● **Provided data**:
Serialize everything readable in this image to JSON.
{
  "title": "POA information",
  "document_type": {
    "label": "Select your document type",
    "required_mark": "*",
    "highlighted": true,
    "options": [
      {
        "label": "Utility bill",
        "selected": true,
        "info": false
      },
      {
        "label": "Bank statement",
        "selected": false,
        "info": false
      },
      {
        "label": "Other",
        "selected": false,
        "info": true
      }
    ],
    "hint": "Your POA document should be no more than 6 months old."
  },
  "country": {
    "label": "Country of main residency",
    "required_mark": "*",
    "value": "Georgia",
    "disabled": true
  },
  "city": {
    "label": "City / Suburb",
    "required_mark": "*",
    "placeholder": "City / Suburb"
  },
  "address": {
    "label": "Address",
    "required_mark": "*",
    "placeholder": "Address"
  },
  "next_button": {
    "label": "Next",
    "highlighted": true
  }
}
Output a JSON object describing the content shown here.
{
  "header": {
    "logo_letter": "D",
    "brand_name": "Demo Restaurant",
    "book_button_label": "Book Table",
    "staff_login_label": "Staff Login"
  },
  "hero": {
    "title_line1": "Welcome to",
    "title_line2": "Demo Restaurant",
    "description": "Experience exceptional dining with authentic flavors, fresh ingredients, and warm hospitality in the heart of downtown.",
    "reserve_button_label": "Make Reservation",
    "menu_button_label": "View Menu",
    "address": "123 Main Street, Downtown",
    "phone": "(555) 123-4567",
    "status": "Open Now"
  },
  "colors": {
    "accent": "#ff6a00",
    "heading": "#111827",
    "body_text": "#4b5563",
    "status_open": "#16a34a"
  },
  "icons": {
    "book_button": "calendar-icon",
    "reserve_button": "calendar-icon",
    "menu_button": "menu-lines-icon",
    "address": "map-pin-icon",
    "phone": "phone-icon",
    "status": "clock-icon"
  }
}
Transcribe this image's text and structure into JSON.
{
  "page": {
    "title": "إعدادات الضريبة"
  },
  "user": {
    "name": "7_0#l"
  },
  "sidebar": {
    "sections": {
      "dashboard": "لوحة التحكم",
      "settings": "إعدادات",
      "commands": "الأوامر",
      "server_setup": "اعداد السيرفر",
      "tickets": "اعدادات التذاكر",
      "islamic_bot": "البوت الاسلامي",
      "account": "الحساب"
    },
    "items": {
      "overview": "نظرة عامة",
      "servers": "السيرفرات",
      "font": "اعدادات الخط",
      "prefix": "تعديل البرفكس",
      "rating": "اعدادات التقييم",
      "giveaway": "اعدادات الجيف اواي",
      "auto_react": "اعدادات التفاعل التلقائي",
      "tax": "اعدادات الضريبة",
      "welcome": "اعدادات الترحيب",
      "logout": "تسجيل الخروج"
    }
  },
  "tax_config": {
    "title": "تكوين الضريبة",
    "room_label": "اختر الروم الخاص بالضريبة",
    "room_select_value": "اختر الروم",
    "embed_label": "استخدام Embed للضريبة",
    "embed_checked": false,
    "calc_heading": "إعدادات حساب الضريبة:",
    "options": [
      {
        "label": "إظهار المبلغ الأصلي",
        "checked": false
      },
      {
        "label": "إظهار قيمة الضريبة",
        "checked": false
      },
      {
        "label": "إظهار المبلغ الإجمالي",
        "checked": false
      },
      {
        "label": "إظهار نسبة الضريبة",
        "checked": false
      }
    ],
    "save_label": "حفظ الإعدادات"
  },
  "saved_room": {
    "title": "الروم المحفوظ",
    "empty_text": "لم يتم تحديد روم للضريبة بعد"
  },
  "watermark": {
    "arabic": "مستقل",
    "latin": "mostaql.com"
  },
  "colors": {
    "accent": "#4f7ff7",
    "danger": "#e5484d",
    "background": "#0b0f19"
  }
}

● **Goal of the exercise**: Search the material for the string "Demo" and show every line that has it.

● **Result of the exercise**:
    "brand_name": "Demo Restaurant",
    "title_line2": "Demo Restaurant",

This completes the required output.